To make the web work we need:
Let's start with the last item. If we had all the other components, but we did not have a way for browsers to find servers or for servers to return HTML texts to browsers, there would be no Web. The web stands on the shoulders of a giant. That giant is the Internet. The Internet provides addresses to the clients and servers so that they can exchange information. It also provides the error-correction and reconnection rules (How does the browser know to ask for more data once you get out from underneath a tunnel?).
On top of this address and connection platform, servers and clients exchange information ("the web"). Technologists say that the web is an Internet application, but it is not the only one. Just as the address scheme for houses and the roadways can be used to deliver packages or bills, another application of post code addressing and roadways is "delivering a pizza." Another application is "organizing precincts for voting." Applications work "on top" of lower level constructs.
Now that we have a way to exchange HTTP requests (web requests), what are the other components for?
Let start with HTML. It's the language of the web. It's how we express information. Every website ever created is expressed using HTML. If we want to publish anything on the web, it will at some point be contained inside of an HTML document.
Once we have an HTML document we want to publish, where do we place it to make it available to billions of internet users? Web servers make our content available to everyone on the internet. Web servers are our content publishers (from a technical point of view).
Our content is now available to the whole web. Yay! What tool can we use to view it? How do we reach it? This is where web browsers come in. Web browsers know how to translate HTML code into something that is pleasant to read for a human.

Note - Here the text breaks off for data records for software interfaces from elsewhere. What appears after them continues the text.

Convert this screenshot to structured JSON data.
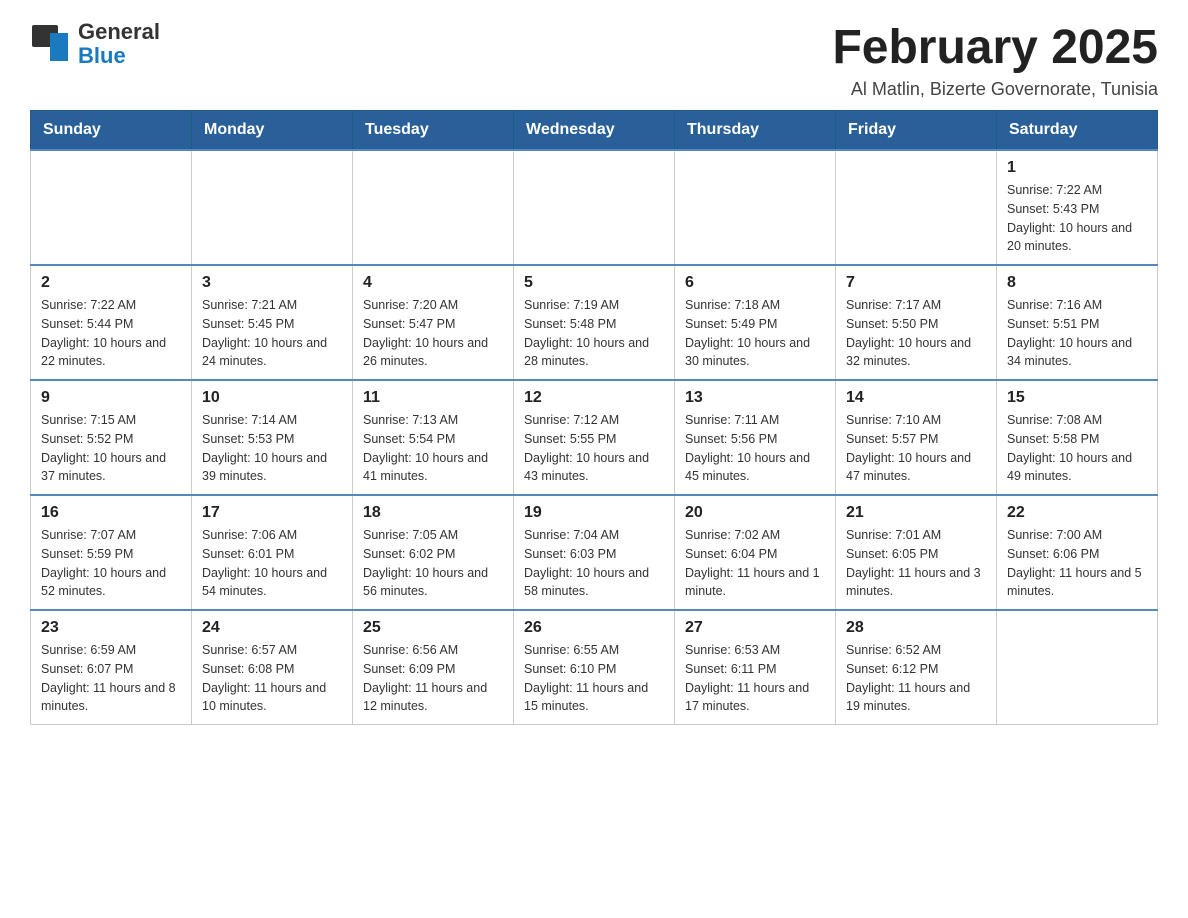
{
  "header": {
    "logo_general": "General",
    "logo_blue": "Blue",
    "calendar_title": "February 2025",
    "subtitle": "Al Matlin, Bizerte Governorate, Tunisia"
  },
  "days_of_week": [
    "Sunday",
    "Monday",
    "Tuesday",
    "Wednesday",
    "Thursday",
    "Friday",
    "Saturday"
  ],
  "weeks": [
    [
      {
        "day": "",
        "info": ""
      },
      {
        "day": "",
        "info": ""
      },
      {
        "day": "",
        "info": ""
      },
      {
        "day": "",
        "info": ""
      },
      {
        "day": "",
        "info": ""
      },
      {
        "day": "",
        "info": ""
      },
      {
        "day": "1",
        "info": "Sunrise: 7:22 AM\nSunset: 5:43 PM\nDaylight: 10 hours and 20 minutes."
      }
    ],
    [
      {
        "day": "2",
        "info": "Sunrise: 7:22 AM\nSunset: 5:44 PM\nDaylight: 10 hours and 22 minutes."
      },
      {
        "day": "3",
        "info": "Sunrise: 7:21 AM\nSunset: 5:45 PM\nDaylight: 10 hours and 24 minutes."
      },
      {
        "day": "4",
        "info": "Sunrise: 7:20 AM\nSunset: 5:47 PM\nDaylight: 10 hours and 26 minutes."
      },
      {
        "day": "5",
        "info": "Sunrise: 7:19 AM\nSunset: 5:48 PM\nDaylight: 10 hours and 28 minutes."
      },
      {
        "day": "6",
        "info": "Sunrise: 7:18 AM\nSunset: 5:49 PM\nDaylight: 10 hours and 30 minutes."
      },
      {
        "day": "7",
        "info": "Sunrise: 7:17 AM\nSunset: 5:50 PM\nDaylight: 10 hours and 32 minutes."
      },
      {
        "day": "8",
        "info": "Sunrise: 7:16 AM\nSunset: 5:51 PM\nDaylight: 10 hours and 34 minutes."
      }
    ],
    [
      {
        "day": "9",
        "info": "Sunrise: 7:15 AM\nSunset: 5:52 PM\nDaylight: 10 hours and 37 minutes."
      },
      {
        "day": "10",
        "info": "Sunrise: 7:14 AM\nSunset: 5:53 PM\nDaylight: 10 hours and 39 minutes."
      },
      {
        "day": "11",
        "info": "Sunrise: 7:13 AM\nSunset: 5:54 PM\nDaylight: 10 hours and 41 minutes."
      },
      {
        "day": "12",
        "info": "Sunrise: 7:12 AM\nSunset: 5:55 PM\nDaylight: 10 hours and 43 minutes."
      },
      {
        "day": "13",
        "info": "Sunrise: 7:11 AM\nSunset: 5:56 PM\nDaylight: 10 hours and 45 minutes."
      },
      {
        "day": "14",
        "info": "Sunrise: 7:10 AM\nSunset: 5:57 PM\nDaylight: 10 hours and 47 minutes."
      },
      {
        "day": "15",
        "info": "Sunrise: 7:08 AM\nSunset: 5:58 PM\nDaylight: 10 hours and 49 minutes."
      }
    ],
    [
      {
        "day": "16",
        "info": "Sunrise: 7:07 AM\nSunset: 5:59 PM\nDaylight: 10 hours and 52 minutes."
      },
      {
        "day": "17",
        "info": "Sunrise: 7:06 AM\nSunset: 6:01 PM\nDaylight: 10 hours and 54 minutes."
      },
      {
        "day": "18",
        "info": "Sunrise: 7:05 AM\nSunset: 6:02 PM\nDaylight: 10 hours and 56 minutes."
      },
      {
        "day": "19",
        "info": "Sunrise: 7:04 AM\nSunset: 6:03 PM\nDaylight: 10 hours and 58 minutes."
      },
      {
        "day": "20",
        "info": "Sunrise: 7:02 AM\nSunset: 6:04 PM\nDaylight: 11 hours and 1 minute."
      },
      {
        "day": "21",
        "info": "Sunrise: 7:01 AM\nSunset: 6:05 PM\nDaylight: 11 hours and 3 minutes."
      },
      {
        "day": "22",
        "info": "Sunrise: 7:00 AM\nSunset: 6:06 PM\nDaylight: 11 hours and 5 minutes."
      }
    ],
    [
      {
        "day": "23",
        "info": "Sunrise: 6:59 AM\nSunset: 6:07 PM\nDaylight: 11 hours and 8 minutes."
      },
      {
        "day": "24",
        "info": "Sunrise: 6:57 AM\nSunset: 6:08 PM\nDaylight: 11 hours and 10 minutes."
      },
      {
        "day": "25",
        "info": "Sunrise: 6:56 AM\nSunset: 6:09 PM\nDaylight: 11 hours and 12 minutes."
      },
      {
        "day": "26",
        "info": "Sunrise: 6:55 AM\nSunset: 6:10 PM\nDaylight: 11 hours and 15 minutes."
      },
      {
        "day": "27",
        "info": "Sunrise: 6:53 AM\nSunset: 6:11 PM\nDaylight: 11 hours and 17 minutes."
      },
      {
        "day": "28",
        "info": "Sunrise: 6:52 AM\nSunset: 6:12 PM\nDaylight: 11 hours and 19 minutes."
      },
      {
        "day": "",
        "info": ""
      }
    ]
  ]
}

How do web browsers and servers interact? We have an agreed-upon convention for servers and browsers to exchange data. That convention (standard) is HTTP, or, in networking parlance, a "network protocol." It's how web browsers speak to web servers and ask the servers to send them payloads of HTML. Be careful: HTTP is like a handshake and a request: "Ms. Server, please tell me what information you have in the file
poodles.html." Ms. Server then sends it on, indifferent to the content inside the file. That's HTTP, the hyper-text transfer protocol, the rules for sending hyper-text, also known as HTML.

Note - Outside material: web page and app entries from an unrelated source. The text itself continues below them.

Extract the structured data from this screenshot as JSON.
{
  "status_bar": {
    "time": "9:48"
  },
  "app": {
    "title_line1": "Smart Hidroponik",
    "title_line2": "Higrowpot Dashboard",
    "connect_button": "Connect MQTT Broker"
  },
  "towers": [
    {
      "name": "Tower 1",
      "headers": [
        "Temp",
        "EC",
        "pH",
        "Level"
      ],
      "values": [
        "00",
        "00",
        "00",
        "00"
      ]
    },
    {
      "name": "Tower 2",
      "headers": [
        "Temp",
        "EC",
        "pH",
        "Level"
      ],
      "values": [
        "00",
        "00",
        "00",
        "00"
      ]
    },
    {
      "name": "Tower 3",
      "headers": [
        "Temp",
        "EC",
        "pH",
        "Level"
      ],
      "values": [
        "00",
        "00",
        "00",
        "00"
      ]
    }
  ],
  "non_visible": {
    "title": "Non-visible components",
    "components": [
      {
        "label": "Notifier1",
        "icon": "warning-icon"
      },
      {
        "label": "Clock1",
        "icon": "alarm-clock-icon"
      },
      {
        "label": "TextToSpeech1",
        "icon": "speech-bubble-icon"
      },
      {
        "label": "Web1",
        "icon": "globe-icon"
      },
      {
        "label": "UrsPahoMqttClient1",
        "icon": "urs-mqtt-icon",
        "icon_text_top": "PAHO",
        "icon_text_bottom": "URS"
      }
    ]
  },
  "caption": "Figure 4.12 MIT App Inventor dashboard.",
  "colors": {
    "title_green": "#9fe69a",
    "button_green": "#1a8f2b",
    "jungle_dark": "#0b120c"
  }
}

Extremely High-Resolution, Retina ®-Compatible Diagram of the HTTP request / response cycle
At its core, these five components make the internet possible. To recap:
The web and the internet are two marvelous pieces of engineering work, but that is not the reason why it’s hard to imagine our life without them today. Their inventors made them free for anyone to use. Creators are able to build on top of the web and internet and reach anyone. This is what makes the web and internet magical.

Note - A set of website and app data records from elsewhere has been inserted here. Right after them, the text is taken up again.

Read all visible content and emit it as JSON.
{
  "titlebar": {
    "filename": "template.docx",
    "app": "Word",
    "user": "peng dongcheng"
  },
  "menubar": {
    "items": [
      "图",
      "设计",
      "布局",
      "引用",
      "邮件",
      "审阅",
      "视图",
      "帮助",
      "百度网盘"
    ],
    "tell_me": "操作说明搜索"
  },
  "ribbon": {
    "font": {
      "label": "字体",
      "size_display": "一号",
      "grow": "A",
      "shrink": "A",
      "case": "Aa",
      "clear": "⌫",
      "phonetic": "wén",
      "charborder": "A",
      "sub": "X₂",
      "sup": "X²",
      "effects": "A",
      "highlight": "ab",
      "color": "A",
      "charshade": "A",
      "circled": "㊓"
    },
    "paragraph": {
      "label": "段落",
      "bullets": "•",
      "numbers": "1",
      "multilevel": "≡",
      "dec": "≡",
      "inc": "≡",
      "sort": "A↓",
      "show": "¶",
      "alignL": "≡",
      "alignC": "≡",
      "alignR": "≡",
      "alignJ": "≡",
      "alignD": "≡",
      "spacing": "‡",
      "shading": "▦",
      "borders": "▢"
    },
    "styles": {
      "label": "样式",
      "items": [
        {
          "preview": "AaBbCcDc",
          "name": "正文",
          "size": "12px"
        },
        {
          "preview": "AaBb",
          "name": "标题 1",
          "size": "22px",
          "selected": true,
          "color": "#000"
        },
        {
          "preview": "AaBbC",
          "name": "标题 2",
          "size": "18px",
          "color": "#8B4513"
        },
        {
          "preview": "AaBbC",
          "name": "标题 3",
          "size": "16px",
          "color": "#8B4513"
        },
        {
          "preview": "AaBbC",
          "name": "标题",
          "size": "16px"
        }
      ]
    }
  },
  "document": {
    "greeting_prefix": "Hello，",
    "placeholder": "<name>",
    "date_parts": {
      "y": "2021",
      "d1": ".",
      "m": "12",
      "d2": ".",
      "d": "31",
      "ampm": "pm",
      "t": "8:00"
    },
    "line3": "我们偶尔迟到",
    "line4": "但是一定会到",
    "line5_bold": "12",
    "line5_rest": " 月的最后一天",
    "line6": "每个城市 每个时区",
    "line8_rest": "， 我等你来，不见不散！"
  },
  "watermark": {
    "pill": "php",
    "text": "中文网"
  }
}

How can you be one of those creators? Simply know how to generate HTML!